南宋 傳李唐 晉文公復國圖 卷
Duke Wen of Jin Recovering His State
- Attributed to Li Tang (Chinese, ca. 1070s–ca. 1150s)
- Southern Song dynasty (1127–1279)
- mid-12th century
- Handscroll; ink and color on silk
- Image: 11 9/16 in. × 27 ft. 2 in. (29.4 × 828 cm)
Overall with mounting: 11 7/8 in. × 40 ft. 9 1/16 in. (30.2 × 1242.2 cm)
- Credit Line:
- Ex coll.: C. C. Wang Family, Gift of The Dillon Fund, 1973
- Accession Number:
An important example of early "history painting," Duke Wen of Jin Recovering His State illustrates episodes from the life of Chonger of the state of Jin, who, after spending nineteen years in exile, returned to Jin as Duke Wen (r. 636–628 B.C.) to dominate the other feudal princes. This triumphant story of political recovery was used by the first Southern Song emperor, Gaozong, who had been a hostage of the Jurchen Jin before he escaped to reestablish the Song court in the south at Hangzhou. As emperor, he sponsored a number of narrative painting and calligraphy projects extolling the virtues and legitimacy of his "dynastic revival."
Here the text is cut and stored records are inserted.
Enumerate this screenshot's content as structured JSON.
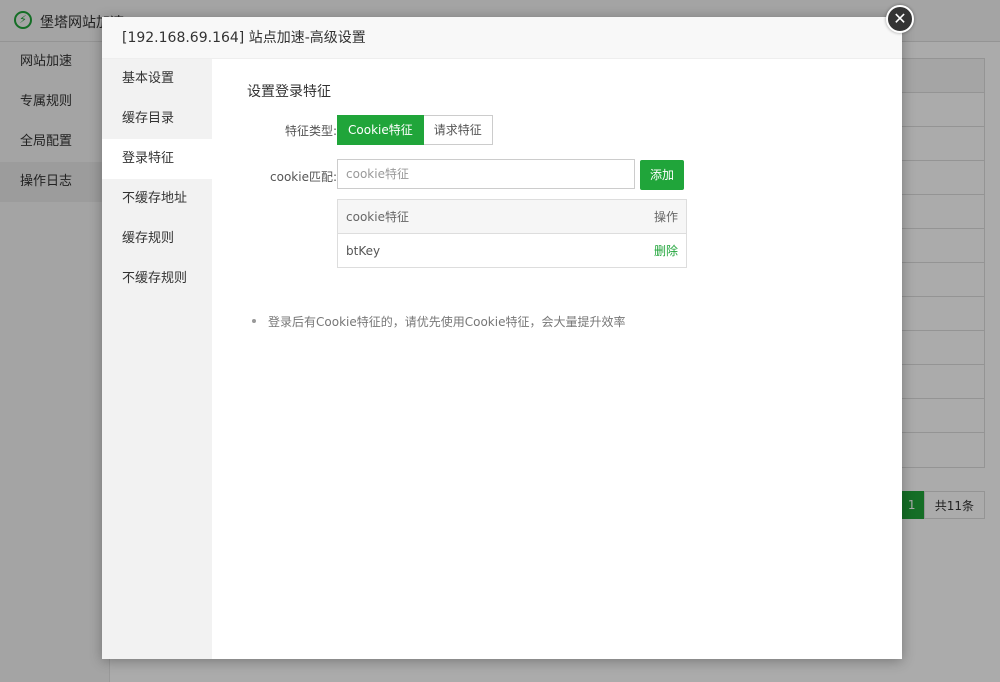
{
  "background": {
    "app_title": "堡塔网站加速",
    "sidebar_items": [
      "网站加速",
      "专属规则",
      "全局配置",
      "操作日志"
    ],
    "pager": {
      "current": "1",
      "total": "共11条"
    }
  },
  "modal": {
    "title": "[192.168.69.164] 站点加速-高级设置",
    "close_glyph": "✕",
    "tabs": [
      "基本设置",
      "缓存目录",
      "登录特征",
      "不缓存地址",
      "缓存规则",
      "不缓存规则"
    ],
    "active_tab": "登录特征",
    "section_title": "设置登录特征",
    "type_label": "特征类型:",
    "type_options": [
      "Cookie特征",
      "请求特征"
    ],
    "cookie_label": "cookie匹配:",
    "cookie_placeholder": "cookie特征",
    "add_button": "添加",
    "table": {
      "headers": [
        "cookie特征",
        "操作"
      ],
      "rows": [
        {
          "name": "btKey",
          "action": "删除"
        }
      ]
    },
    "tips": [
      "登录后有Cookie特征的，请优先使用Cookie特征，会大量提升效率"
    ]
  },
  "colors": {
    "accent": "#20a53a"
  }
}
Zhou Mi (1232–1298) ascribed the painting to Li Tang and the text to Gaozong. This version of the story of Duke Wen follows the Zuojuan account of about the second century B.C. The drawing of the figures shows the influence of Li Gonglin (ca. 1049–1106), while the modeling of the rocks suggests the method of Guo Xi (ca. 1000–ca. 1090), the great landscapist of Henan Province whom Li Tang must have known in his youth.